By Robert Otim
A good home is a base from which one can be economically productive. Good housing improves health and productivity of the occupants who in turn have the ability to contribute to the economic growth of a country. However, about 1.8 billion people globally within urban centers are struggling to find decent and affordable housing.
The lack of affordable housing is a major driver of informal settlements. These are areas characterized by a high population, small and congested housing units with limited access to water and sanitation facilities and very prone to diseases and epidemics.
The demand for affordable housing especially in urban centers is one of Uganda’s biggest challenges due to its fast growing population. This is coupled with increasing urban poverty resulting into the lack of access to credit and financing options hence the inability to take on opportunities such as rental housing or mortgage-financed homes which fuels the growth of informal settlements.
Land tenure issues also contribute to the proliferation of informal settlements. Many residents in informal settlements do not have secure land tenure rights, making them vulnerable to eviction and displacement. This uncertainty discourages investment in better housing, leading to the growth of informal settlements as people settle on unoccupied or disputed land.
Addressing the high prevalence of informal settlements in Uganda requires a multi-faceted approach that includes affordable housing initiatives, improved urban planning, secure land tenure, poverty reduction strategies, inclusive economic development, government policies, community participation, and the collaboration of various stakeholders to tackle this complex issue.
In 2008, the government of Uganda approved the National Slum Upgrading Strategy and Action Plan in an effort to slow down the growth of slums and eventually stop the creation of new ones through legal and land market reforms, revamping planning and zoning regulations.
The policy is also meant to provide security of land tenure as well as building codes to make housing more affordable to the citizens of Uganda. The policy further provides for inclusiveness by bringing all housing sector stakeholders on board to pull resources together to support government in providing affordable housing for Ugandans.

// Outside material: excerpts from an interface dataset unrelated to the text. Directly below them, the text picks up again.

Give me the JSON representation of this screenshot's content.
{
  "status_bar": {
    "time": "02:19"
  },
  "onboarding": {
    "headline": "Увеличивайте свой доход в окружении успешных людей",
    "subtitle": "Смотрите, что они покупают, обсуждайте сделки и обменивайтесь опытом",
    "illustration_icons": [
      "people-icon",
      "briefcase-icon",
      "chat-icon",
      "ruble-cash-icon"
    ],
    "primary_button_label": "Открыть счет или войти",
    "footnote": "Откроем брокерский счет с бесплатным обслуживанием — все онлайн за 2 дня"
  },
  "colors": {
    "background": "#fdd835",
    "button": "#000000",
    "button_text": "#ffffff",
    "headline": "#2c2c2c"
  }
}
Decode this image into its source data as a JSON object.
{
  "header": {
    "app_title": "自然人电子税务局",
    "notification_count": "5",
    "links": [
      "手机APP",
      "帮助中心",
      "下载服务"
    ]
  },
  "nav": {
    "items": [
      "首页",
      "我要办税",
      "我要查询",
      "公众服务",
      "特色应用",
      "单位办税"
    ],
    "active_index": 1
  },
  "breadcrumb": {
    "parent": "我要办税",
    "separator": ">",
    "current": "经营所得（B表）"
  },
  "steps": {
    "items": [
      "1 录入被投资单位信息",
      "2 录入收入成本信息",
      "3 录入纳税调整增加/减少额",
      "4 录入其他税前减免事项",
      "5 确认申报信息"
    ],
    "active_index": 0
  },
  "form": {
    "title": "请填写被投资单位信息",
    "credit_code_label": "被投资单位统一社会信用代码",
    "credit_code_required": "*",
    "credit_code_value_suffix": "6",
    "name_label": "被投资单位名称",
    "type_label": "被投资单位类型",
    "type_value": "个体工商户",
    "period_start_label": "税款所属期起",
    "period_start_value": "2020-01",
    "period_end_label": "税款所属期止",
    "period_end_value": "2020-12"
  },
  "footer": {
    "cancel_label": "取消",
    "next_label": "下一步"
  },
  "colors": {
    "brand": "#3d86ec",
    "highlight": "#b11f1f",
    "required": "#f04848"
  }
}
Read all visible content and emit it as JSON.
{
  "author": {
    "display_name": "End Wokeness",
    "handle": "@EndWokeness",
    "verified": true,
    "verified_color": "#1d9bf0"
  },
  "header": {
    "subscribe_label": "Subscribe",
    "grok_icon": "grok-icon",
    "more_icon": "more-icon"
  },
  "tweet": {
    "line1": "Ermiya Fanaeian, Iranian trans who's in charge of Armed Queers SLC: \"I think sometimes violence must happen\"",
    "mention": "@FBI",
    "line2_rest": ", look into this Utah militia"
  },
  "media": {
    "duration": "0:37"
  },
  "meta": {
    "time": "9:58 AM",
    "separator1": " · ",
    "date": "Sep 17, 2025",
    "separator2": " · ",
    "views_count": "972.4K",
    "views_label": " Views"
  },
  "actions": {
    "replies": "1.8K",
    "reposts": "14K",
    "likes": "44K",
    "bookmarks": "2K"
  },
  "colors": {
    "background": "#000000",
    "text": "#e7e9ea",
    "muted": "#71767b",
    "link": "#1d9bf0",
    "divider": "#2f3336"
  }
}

Organizations such as Habitat for Humanity Uganda, a housing organization dedicated to eliminating poverty housing in Uganda has on a number of occasions yielded to government’s call through collaborating with government entities, private sector partners, and communities to seek out innovative ways of providing affordable and decent housing for Ugandans.
Early this year, the organization together with the Ministry of Lands, Housing and Urban Development (MLHUD) launched the Home Equals campaign, a five year advocacy campaign dedicated to achieving policy change, at all levels, to ensure that people living in informal settlements have equitable access to adequate housing.
The Home Equals campaign seeks to advocate for increased collaboration with settlers of informal settlements, accessible quality services and improved land governance and leadership by local government land committees.
This campaign together with other initiatives are steps to addressing the affordability challenge in the housing sector through providing a platform and foundation to access wider development opportunities that contribute to the well-being of humanity and the country as a whole.
Investing in affordable housing initiatives in urban informal settlements creates employment opportunities for workforce which not only alleviates poverty but also stimulates economic growth by generating income for individuals and local businesses.
During the World Habitat Day in October this year, the MLHUD and Habitat for Humanity Uganda will hold the second annual Uganda Housing Symposium under the theme: Affordable Housing in Urban Informal Settlements as a Driver of Economic Growth at the Mestil Hotel in Kampala.
The symposium will seek for solutions so that affordable housing projects serve as a catalyst for micro-enterprise development within urban informal settlements. As new housing units are built, the demand for local goods and services increases. This presents an opportunity for small businesses to flourish, providing goods and services such as building materials, plumbing, electrical work, and home furnishing. By supporting these micro-enterprises, the local economy is strengthened, creating a ripple effect of economic growth.
Access to affordable housing in urban informal settlements directly impacts the health and education outcomes of residents. Adequate housing provides a safe and healthy living environment, reducing the prevalence of diseases and improving overall well-being. Moreover, children living in stable housing are more likely to attend school regularly, leading to better educational outcomes. Investing in affordable housing not only improves living conditions but also contributes to the development of a healthier and more educated workforce, which is essential for economic growth.
Affordable housing initiatives can serve as a catalyst for the development of infrastructure in urban informal settlements. As housing projects are implemented, there is a need for improved road networks, water and sanitation facilities, and electricity supply. These infrastructure improvements not only enhance the quality of life for residents but also attract future investments and economic activities in the area.
The writer is the National Director, Habitat for Humanity Uganda. firstname.lastname@example.org